→ **PROBLEM**: Make an exact copy of the entries, and keep any pictures out of it.

::: EXTRACTED MATERIAL

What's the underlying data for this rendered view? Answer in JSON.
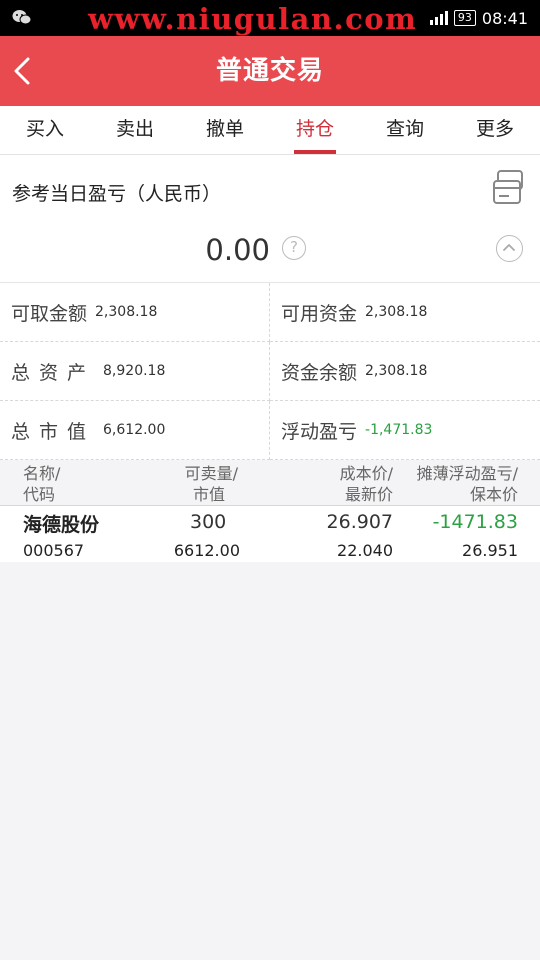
{
  "status_bar": {
    "watermark": "www.niugulan.com",
    "battery": "93",
    "time": "08:41",
    "app_icon": "wechat-icon"
  },
  "header": {
    "title": "普通交易",
    "back_icon": "chevron-left-icon",
    "background": "#e84a4f"
  },
  "tabs": [
    {
      "label": "买入",
      "active": false
    },
    {
      "label": "卖出",
      "active": false
    },
    {
      "label": "撤单",
      "active": false
    },
    {
      "label": "持仓",
      "active": true
    },
    {
      "label": "查询",
      "active": false
    },
    {
      "label": "更多",
      "active": false
    }
  ],
  "profit": {
    "label": "参考当日盈亏（人民币）",
    "value": "0.00",
    "help": "?"
  },
  "summary": {
    "withdrawable_label": "可取金额",
    "withdrawable_value": "2,308.18",
    "available_label": "可用资金",
    "available_value": "2,308.18",
    "total_assets_label": "总资产",
    "total_assets_value": "8,920.18",
    "balance_label": "资金余额",
    "balance_value": "2,308.18",
    "market_value_label": "总市值",
    "market_value_value": "6,612.00",
    "floating_pl_label": "浮动盈亏",
    "floating_pl_value": "-1,471.83"
  },
  "holdings": {
    "headers": {
      "name": "名称/",
      "code": "代码",
      "sellable": "可卖量/",
      "market_value": "市值",
      "cost": "成本价/",
      "latest": "最新价",
      "pl": "摊薄浮动盈亏/",
      "breakeven": "保本价"
    },
    "rows": [
      {
        "name": "海德股份",
        "code": "000567",
        "sellable": "300",
        "market_value": "6612.00",
        "cost": "26.907",
        "latest": "22.040",
        "pl": "-1471.83",
        "breakeven": "26.951"
      }
    ]
  },
  "colors": {
    "accent": "#d0303a",
    "loss_green": "#2aa142"
  }
}
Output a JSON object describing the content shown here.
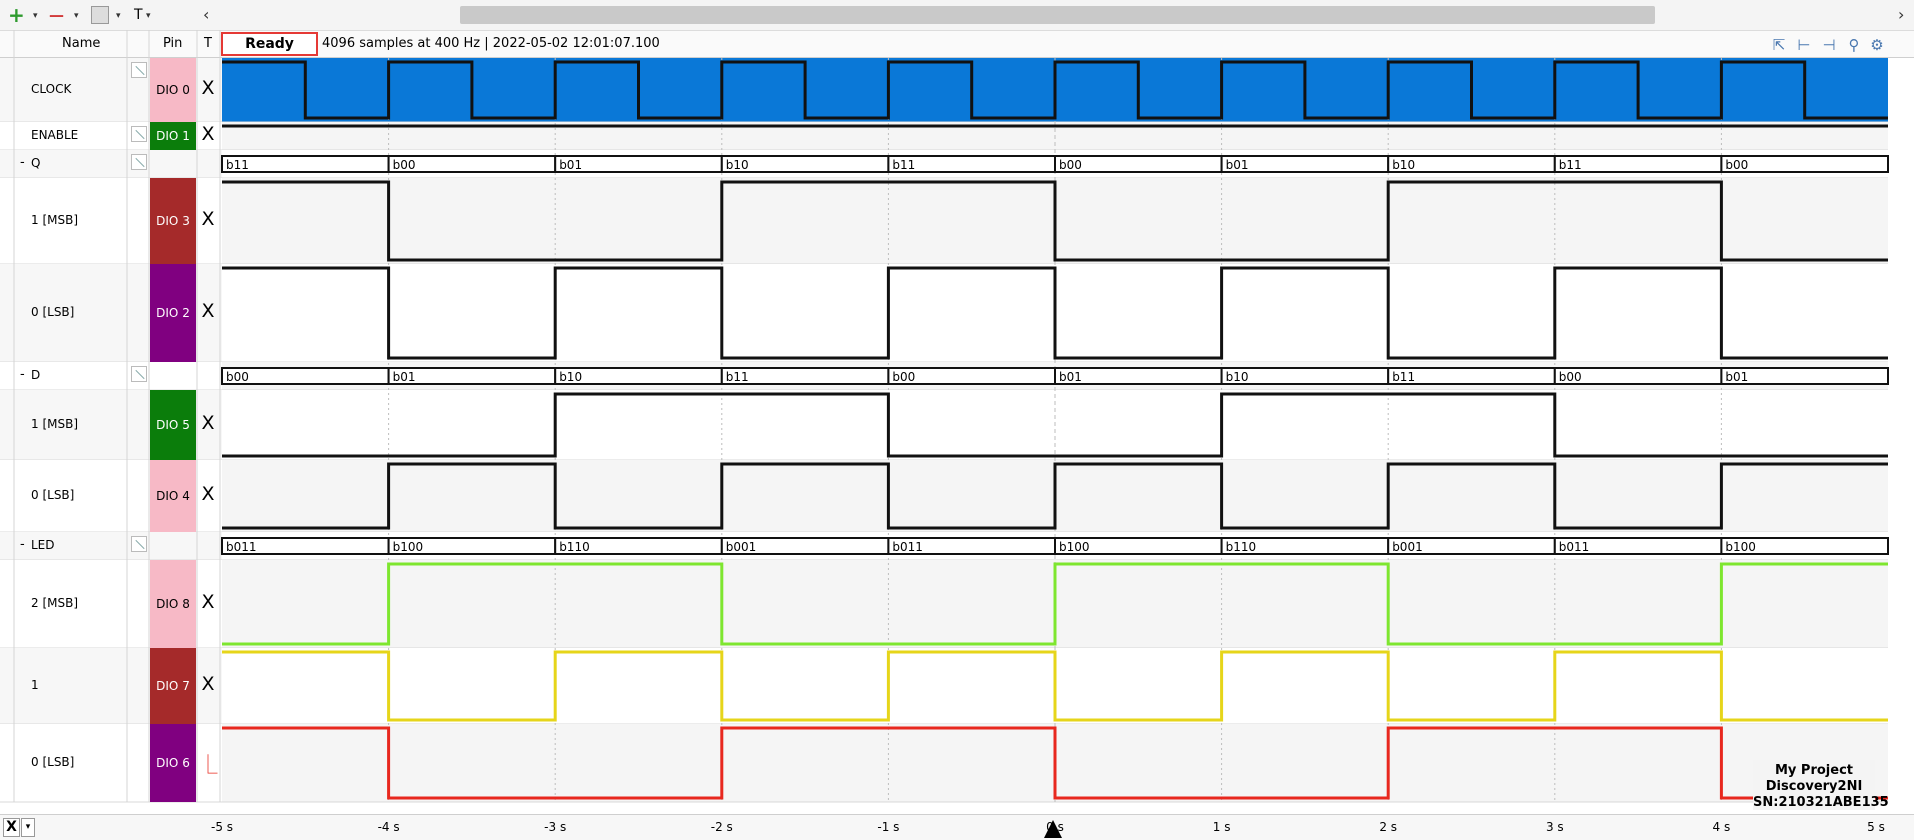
{
  "toolbar": {
    "add_icon": "+",
    "remove_icon": "—",
    "edit_icon": "edit",
    "text_icon": "T",
    "caret": "▾",
    "scroll_left": "‹",
    "scroll_right": "›"
  },
  "header": {
    "col_name": "Name",
    "col_pin": "Pin",
    "col_trigger": "T",
    "status": "Ready",
    "acquisition": "4096 samples at 400 Hz | 2022-05-02 12:01:07.100"
  },
  "colors": {
    "clock_fill": "#0a78d7",
    "row_alt": "#f5f5f5",
    "led_msb": "#7ee62f",
    "led_mid": "#e6d51a",
    "led_lsb": "#e8281e"
  },
  "channels": [
    {
      "name": "CLOCK",
      "pin": "DIO  0",
      "trigger": "X",
      "pin_color": "#f7b9c6",
      "pin_text": "#000"
    },
    {
      "name": "ENABLE",
      "pin": "DIO  1",
      "trigger": "X",
      "pin_color": "#0b7d0b",
      "pin_text": "#fff"
    },
    {
      "name": "Q",
      "toggle": "-",
      "pin": "",
      "trigger": ""
    },
    {
      "name": "1 [MSB]",
      "pin": "DIO  3",
      "trigger": "X",
      "pin_color": "#a52a2a",
      "pin_text": "#fff"
    },
    {
      "name": "0 [LSB]",
      "pin": "DIO  2",
      "trigger": "X",
      "pin_color": "#800080",
      "pin_text": "#fff"
    },
    {
      "name": "D",
      "toggle": "-",
      "pin": "",
      "trigger": ""
    },
    {
      "name": "1 [MSB]",
      "pin": "DIO  5",
      "trigger": "X",
      "pin_color": "#0b7d0b",
      "pin_text": "#fff"
    },
    {
      "name": "0 [LSB]",
      "pin": "DIO  4",
      "trigger": "X",
      "pin_color": "#f7b9c6",
      "pin_text": "#000"
    },
    {
      "name": "LED",
      "toggle": "-",
      "pin": "",
      "trigger": ""
    },
    {
      "name": "2 [MSB]",
      "pin": "DIO  8",
      "trigger": "X",
      "pin_color": "#f7b9c6",
      "pin_text": "#000"
    },
    {
      "name": "1",
      "pin": "DIO  7",
      "trigger": "X",
      "pin_color": "#a52a2a",
      "pin_text": "#fff"
    },
    {
      "name": "0 [LSB]",
      "pin": "DIO  6",
      "trigger": "⎿",
      "pin_color": "#800080",
      "pin_text": "#fff"
    }
  ],
  "bus_values": {
    "Q": [
      "b11",
      "b00",
      "b01",
      "b10",
      "b11",
      "b00",
      "b01",
      "b10",
      "b11",
      "b00"
    ],
    "D": [
      "b00",
      "b01",
      "b10",
      "b11",
      "b00",
      "b01",
      "b10",
      "b11",
      "b00",
      "b01"
    ],
    "LED": [
      "b011",
      "b100",
      "b110",
      "b001",
      "b011",
      "b100",
      "b110",
      "b001",
      "b011",
      "b100"
    ]
  },
  "timeline": {
    "start": -5,
    "end": 5,
    "ticks": [
      "-5 s",
      "-4 s",
      "-3 s",
      "-2 s",
      "-1 s",
      "0 s",
      "1 s",
      "2 s",
      "3 s",
      "4 s",
      "5 s"
    ]
  },
  "footer": {
    "x_button": "X",
    "dropdown": "▾"
  },
  "device": {
    "project": "My Project",
    "model": "Discovery2NI",
    "serial": "SN:210321ABE135"
  }
}
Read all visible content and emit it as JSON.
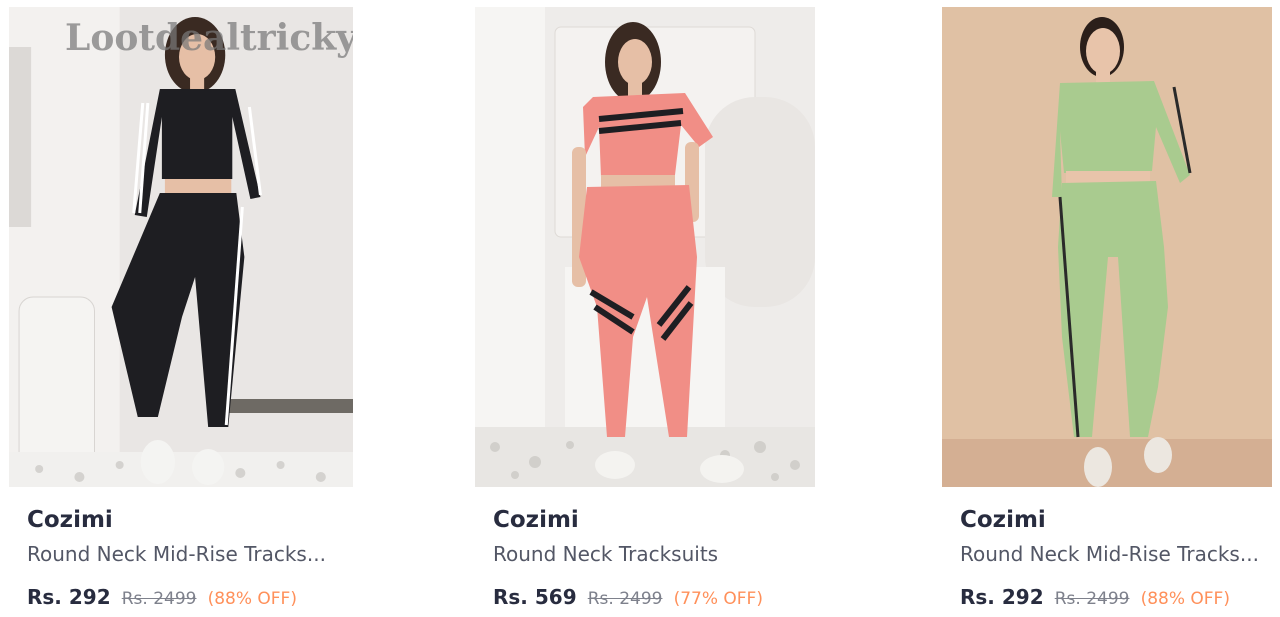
{
  "watermark": "Lootdealtricky",
  "products": [
    {
      "brand": "Cozimi",
      "name": "Round Neck Mid-Rise Tracks...",
      "price": "Rs. 292",
      "mrp": "Rs. 2499",
      "discount": "(88% OFF)",
      "outfit_color": "#1e1e22",
      "stripe_color": "#ffffff",
      "background_color": "#e9e6e4"
    },
    {
      "brand": "Cozimi",
      "name": "Round Neck Tracksuits",
      "price": "Rs. 569",
      "mrp": "Rs. 2499",
      "discount": "(77% OFF)",
      "outfit_color": "#f18e86",
      "stripe_color": "#1e1e22",
      "background_color": "#eeecea"
    },
    {
      "brand": "Cozimi",
      "name": "Round Neck Mid-Rise Tracks...",
      "price": "Rs. 292",
      "mrp": "Rs. 2499",
      "discount": "(88% OFF)",
      "outfit_color": "#a9cb8f",
      "stripe_color": "#2a2a2a",
      "background_color": "#e0c1a4"
    }
  ]
}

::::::

→ **YOUR RESPONSE**:
What's the underlying data for this rendered view? Answer in JSON.
{
  "status_bar": {
    "watermark": "www.niugulan.com",
    "battery": "93",
    "time": "08:41",
    "app_icon": "wechat-icon"
  },
  "header": {
    "title": "普通交易",
    "back_icon": "chevron-left-icon",
    "background": "#e84a4f"
  },
  "tabs": [
    {
      "label": "买入",
      "active": false
    },
    {
      "label": "卖出",
      "active": false
    },
    {
      "label": "撤单",
      "active": false
    },
    {
      "label": "持仓",
      "active": true
    },
    {
      "label": "查询",
      "active": false
    },
    {
      "label": "更多",
      "active": false
    }
  ],
  "profit": {
    "label": "参考当日盈亏（人民币）",
    "value": "0.00",
    "help": "?"
  },
  "summary": {
    "withdrawable_label": "可取金额",
    "withdrawable_value": "2,308.18",
    "available_label": "可用资金",
    "available_value": "2,308.18",
    "total_assets_label": "总资产",
    "total_assets_value": "8,920.18",
    "balance_label": "资金余额",
    "balance_value": "2,308.18",
    "market_value_label": "总市值",
    "market_value_value": "6,612.00",
    "floating_pl_label": "浮动盈亏",
    "floating_pl_value": "-1,471.83"
  },
  "holdings": {
    "headers": {
      "name": "名称/",
      "code": "代码",
      "sellable": "可卖量/",
      "market_value": "市值",
      "cost": "成本价/",
      "latest": "最新价",
      "pl": "摊薄浮动盈亏/",
      "breakeven": "保本价"
    },
    "rows": [
      {
        "name": "海德股份",
        "code": "000567",
        "sellable": "300",
        "market_value": "6612.00",
        "cost": "26.907",
        "latest": "22.040",
        "pl": "-1471.83",
        "breakeven": "26.951"
      }
    ]
  },
  "colors": {
    "accent": "#d0303a",
    "loss_green": "#2aa142"
  }
}
Output a JSON object describing the content shown here.
{
  "toolbar": {
    "add_icon": "+",
    "remove_icon": "—",
    "edit_icon": "edit",
    "text_icon": "T",
    "caret": "▾",
    "scroll_left": "‹",
    "scroll_right": "›"
  },
  "header": {
    "col_name": "Name",
    "col_pin": "Pin",
    "col_trigger": "T",
    "status": "Ready",
    "acquisition": "4096 samples at 400 Hz | 2022-05-02 12:01:07.100"
  },
  "colors": {
    "clock_fill": "#0a78d7",
    "row_alt": "#f5f5f5",
    "led_msb": "#7ee62f",
    "led_mid": "#e6d51a",
    "led_lsb": "#e8281e"
  },
  "channels": [
    {
      "name": "CLOCK",
      "pin": "DIO  0",
      "trigger": "X",
      "pin_color": "#f7b9c6",
      "pin_text": "#000"
    },
    {
      "name": "ENABLE",
      "pin": "DIO  1",
      "trigger": "X",
      "pin_color": "#0b7d0b",
      "pin_text": "#fff"
    },
    {
      "name": "Q",
      "toggle": "-",
      "pin": "",
      "trigger": ""
    },
    {
      "name": "1 [MSB]",
      "pin": "DIO  3",
      "trigger": "X",
      "pin_color": "#a52a2a",
      "pin_text": "#fff"
    },
    {
      "name": "0 [LSB]",
      "pin": "DIO  2",
      "trigger": "X",
      "pin_color": "#800080",
      "pin_text": "#fff"
    },
    {
      "name": "D",
      "toggle": "-",
      "pin": "",
      "trigger": ""
    },
    {
      "name": "1 [MSB]",
      "pin": "DIO  5",
      "trigger": "X",
      "pin_color": "#0b7d0b",
      "pin_text": "#fff"
    },
    {
      "name": "0 [LSB]",
      "pin": "DIO  4",
      "trigger": "X",
      "pin_color": "#f7b9c6",
      "pin_text": "#000"
    },
    {
      "name": "LED",
      "toggle": "-",
      "pin": "",
      "trigger": ""
    },
    {
      "name": "2 [MSB]",
      "pin": "DIO  8",
      "trigger": "X",
      "pin_color": "#f7b9c6",
      "pin_text": "#000"
    },
    {
      "name": "1",
      "pin": "DIO  7",
      "trigger": "X",
      "pin_color": "#a52a2a",
      "pin_text": "#fff"
    },
    {
      "name": "0 [LSB]",
      "pin": "DIO  6",
      "trigger": "⎿",
      "pin_color": "#800080",
      "pin_text": "#fff"
    }
  ],
  "bus_values": {
    "Q": [
      "b11",
      "b00",
      "b01",
      "b10",
      "b11",
      "b00",
      "b01",
      "b10",
      "b11",
      "b00"
    ],
    "D": [
      "b00",
      "b01",
      "b10",
      "b11",
      "b00",
      "b01",
      "b10",
      "b11",
      "b00",
      "b01"
    ],
    "LED": [
      "b011",
      "b100",
      "b110",
      "b001",
      "b011",
      "b100",
      "b110",
      "b001",
      "b011",
      "b100"
    ]
  },
  "timeline": {
    "start": -5,
    "end": 5,
    "ticks": [
      "-5 s",
      "-4 s",
      "-3 s",
      "-2 s",
      "-1 s",
      "0 s",
      "1 s",
      "2 s",
      "3 s",
      "4 s",
      "5 s"
    ]
  },
  "footer": {
    "x_button": "X",
    "dropdown": "▾"
  },
  "device": {
    "project": "My Project",
    "model": "Discovery2NI",
    "serial": "SN:210321ABE135"
  }
}
Read all visible content and emit it as JSON.
{
  "watermark": "Lootdealtricky",
  "products": [
    {
      "brand": "Cozimi",
      "name": "Round Neck Mid-Rise Tracks...",
      "price": "Rs. 292",
      "mrp": "Rs. 2499",
      "discount": "(88% OFF)",
      "outfit_color": "#1e1e22",
      "stripe_color": "#ffffff",
      "background_color": "#e9e6e4"
    },
    {
      "brand": "Cozimi",
      "name": "Round Neck Tracksuits",
      "price": "Rs. 569",
      "mrp": "Rs. 2499",
      "discount": "(77% OFF)",
      "outfit_color": "#f18e86",
      "stripe_color": "#1e1e22",
      "background_color": "#eeecea"
    },
    {
      "brand": "Cozimi",
      "name": "Round Neck Mid-Rise Tracks...",
      "price": "Rs. 292",
      "mrp": "Rs. 2499",
      "discount": "(88% OFF)",
      "outfit_color": "#a9cb8f",
      "stripe_color": "#2a2a2a",
      "background_color": "#e0c1a4"
    }
  ]
}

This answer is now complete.